(Material to process begins)

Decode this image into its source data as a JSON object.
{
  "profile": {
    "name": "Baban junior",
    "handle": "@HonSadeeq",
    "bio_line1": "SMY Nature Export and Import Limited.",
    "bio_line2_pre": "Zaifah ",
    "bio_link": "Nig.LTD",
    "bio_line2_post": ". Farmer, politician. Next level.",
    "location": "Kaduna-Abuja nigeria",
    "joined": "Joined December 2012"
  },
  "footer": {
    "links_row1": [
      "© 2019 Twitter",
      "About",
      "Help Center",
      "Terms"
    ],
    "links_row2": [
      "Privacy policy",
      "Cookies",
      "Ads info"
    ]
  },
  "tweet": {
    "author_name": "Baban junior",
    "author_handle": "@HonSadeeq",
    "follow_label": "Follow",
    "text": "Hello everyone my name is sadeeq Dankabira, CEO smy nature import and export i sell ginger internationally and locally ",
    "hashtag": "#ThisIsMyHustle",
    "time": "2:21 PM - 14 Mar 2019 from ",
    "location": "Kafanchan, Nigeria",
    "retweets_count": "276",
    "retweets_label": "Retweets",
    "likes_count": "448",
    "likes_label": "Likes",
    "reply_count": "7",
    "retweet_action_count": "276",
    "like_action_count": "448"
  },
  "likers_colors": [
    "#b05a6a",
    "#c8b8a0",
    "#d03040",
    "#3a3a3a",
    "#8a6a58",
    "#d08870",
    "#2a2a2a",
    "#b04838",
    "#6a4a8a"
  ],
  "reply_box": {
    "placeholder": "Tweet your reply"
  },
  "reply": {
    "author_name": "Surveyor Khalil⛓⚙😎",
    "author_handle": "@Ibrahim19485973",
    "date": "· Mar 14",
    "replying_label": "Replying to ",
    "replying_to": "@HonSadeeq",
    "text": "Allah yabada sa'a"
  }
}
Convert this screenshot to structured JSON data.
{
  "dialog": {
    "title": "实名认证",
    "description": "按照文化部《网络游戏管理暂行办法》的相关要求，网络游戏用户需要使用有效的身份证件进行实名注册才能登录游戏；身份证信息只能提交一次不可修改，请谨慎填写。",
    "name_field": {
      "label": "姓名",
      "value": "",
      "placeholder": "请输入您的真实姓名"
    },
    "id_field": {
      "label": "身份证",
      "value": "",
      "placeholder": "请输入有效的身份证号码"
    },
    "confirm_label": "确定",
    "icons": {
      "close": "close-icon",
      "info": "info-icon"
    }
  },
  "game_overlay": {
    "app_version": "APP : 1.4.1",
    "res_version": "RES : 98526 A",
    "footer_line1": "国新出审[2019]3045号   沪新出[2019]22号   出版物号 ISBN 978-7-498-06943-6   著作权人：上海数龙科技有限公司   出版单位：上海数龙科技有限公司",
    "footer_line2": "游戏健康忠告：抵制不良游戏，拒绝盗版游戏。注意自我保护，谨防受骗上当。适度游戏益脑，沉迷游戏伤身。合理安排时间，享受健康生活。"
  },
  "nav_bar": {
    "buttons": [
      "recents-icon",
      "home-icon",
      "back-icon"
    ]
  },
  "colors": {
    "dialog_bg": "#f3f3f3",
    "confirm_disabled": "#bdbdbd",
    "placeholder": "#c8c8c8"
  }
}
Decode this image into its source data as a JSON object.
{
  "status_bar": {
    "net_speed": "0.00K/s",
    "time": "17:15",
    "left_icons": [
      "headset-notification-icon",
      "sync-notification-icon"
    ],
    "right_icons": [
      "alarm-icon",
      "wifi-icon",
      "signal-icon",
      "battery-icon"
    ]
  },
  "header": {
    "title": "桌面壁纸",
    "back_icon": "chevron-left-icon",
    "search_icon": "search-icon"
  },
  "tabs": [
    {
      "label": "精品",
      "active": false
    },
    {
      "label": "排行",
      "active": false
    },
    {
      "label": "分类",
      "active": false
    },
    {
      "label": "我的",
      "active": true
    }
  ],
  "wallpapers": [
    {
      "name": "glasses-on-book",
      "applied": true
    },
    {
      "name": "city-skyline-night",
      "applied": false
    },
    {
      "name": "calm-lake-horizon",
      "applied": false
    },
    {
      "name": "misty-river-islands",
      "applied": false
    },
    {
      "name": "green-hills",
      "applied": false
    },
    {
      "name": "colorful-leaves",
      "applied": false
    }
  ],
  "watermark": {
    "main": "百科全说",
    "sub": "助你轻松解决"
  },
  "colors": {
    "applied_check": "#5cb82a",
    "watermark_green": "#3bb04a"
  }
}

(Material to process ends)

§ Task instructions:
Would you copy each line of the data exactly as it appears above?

§ Exercise answer:
Decode this image into its source data as a JSON object.
{
  "profile": {
    "name": "Baban junior",
    "handle": "@HonSadeeq",
    "bio_line1": "SMY Nature Export and Import Limited.",
    "bio_line2_pre": "Zaifah ",
    "bio_link": "Nig.LTD",
    "bio_line2_post": ". Farmer, politician. Next level.",
    "location": "Kaduna-Abuja nigeria",
    "joined": "Joined December 2012"
  },
  "footer": {
    "links_row1": [
      "© 2019 Twitter",
      "About",
      "Help Center",
      "Terms"
    ],
    "links_row2": [
      "Privacy policy",
      "Cookies",
      "Ads info"
    ]
  },
  "tweet": {
    "author_name": "Baban junior",
    "author_handle": "@HonSadeeq",
    "follow_label": "Follow",
    "text": "Hello everyone my name is sadeeq Dankabira, CEO smy nature import and export i sell ginger internationally and locally ",
    "hashtag": "#ThisIsMyHustle",
    "time": "2:21 PM - 14 Mar 2019 from ",
    "location": "Kafanchan, Nigeria",
    "retweets_count": "276",
    "retweets_label": "Retweets",
    "likes_count": "448",
    "likes_label": "Likes",
    "reply_count": "7",
    "retweet_action_count": "276",
    "like_action_count": "448"
  },
  "likers_colors": [
    "#b05a6a",
    "#c8b8a0",
    "#d03040",
    "#3a3a3a",
    "#8a6a58",
    "#d08870",
    "#2a2a2a",
    "#b04838",
    "#6a4a8a"
  ],
  "reply_box": {
    "placeholder": "Tweet your reply"
  },
  "reply": {
    "author_name": "Surveyor Khalil⛓⚙😎",
    "author_handle": "@Ibrahim19485973",
    "date": "· Mar 14",
    "replying_label": "Replying to ",
    "replying_to": "@HonSadeeq",
    "text": "Allah yabada sa'a"
  }
}
Convert this screenshot to structured JSON data.
{
  "dialog": {
    "title": "实名认证",
    "description": "按照文化部《网络游戏管理暂行办法》的相关要求，网络游戏用户需要使用有效的身份证件进行实名注册才能登录游戏；身份证信息只能提交一次不可修改，请谨慎填写。",
    "name_field": {
      "label": "姓名",
      "value": "",
      "placeholder": "请输入您的真实姓名"
    },
    "id_field": {
      "label": "身份证",
      "value": "",
      "placeholder": "请输入有效的身份证号码"
    },
    "confirm_label": "确定",
    "icons": {
      "close": "close-icon",
      "info": "info-icon"
    }
  },
  "game_overlay": {
    "app_version": "APP : 1.4.1",
    "res_version": "RES : 98526 A",
    "footer_line1": "国新出审[2019]3045号   沪新出[2019]22号   出版物号 ISBN 978-7-498-06943-6   著作权人：上海数龙科技有限公司   出版单位：上海数龙科技有限公司",
    "footer_line2": "游戏健康忠告：抵制不良游戏，拒绝盗版游戏。注意自我保护，谨防受骗上当。适度游戏益脑，沉迷游戏伤身。合理安排时间，享受健康生活。"
  },
  "nav_bar": {
    "buttons": [
      "recents-icon",
      "home-icon",
      "back-icon"
    ]
  },
  "colors": {
    "dialog_bg": "#f3f3f3",
    "confirm_disabled": "#bdbdbd",
    "placeholder": "#c8c8c8"
  }
}
Decode this image into its source data as a JSON object.
{
  "status_bar": {
    "net_speed": "0.00K/s",
    "time": "17:15",
    "left_icons": [
      "headset-notification-icon",
      "sync-notification-icon"
    ],
    "right_icons": [
      "alarm-icon",
      "wifi-icon",
      "signal-icon",
      "battery-icon"
    ]
  },
  "header": {
    "title": "桌面壁纸",
    "back_icon": "chevron-left-icon",
    "search_icon": "search-icon"
  },
  "tabs": [
    {
      "label": "精品",
      "active": false
    },
    {
      "label": "排行",
      "active": false
    },
    {
      "label": "分类",
      "active": false
    },
    {
      "label": "我的",
      "active": true
    }
  ],
  "wallpapers": [
    {
      "name": "glasses-on-book",
      "applied": true
    },
    {
      "name": "city-skyline-night",
      "applied": false
    },
    {
      "name": "calm-lake-horizon",
      "applied": false
    },
    {
      "name": "misty-river-islands",
      "applied": false
    },
    {
      "name": "green-hills",
      "applied": false
    },
    {
      "name": "colorful-leaves",
      "applied": false
    }
  ],
  "watermark": {
    "main": "百科全说",
    "sub": "助你轻松解决"
  },
  "colors": {
    "applied_check": "#5cb82a",
    "watermark_green": "#3bb04a"
  }
}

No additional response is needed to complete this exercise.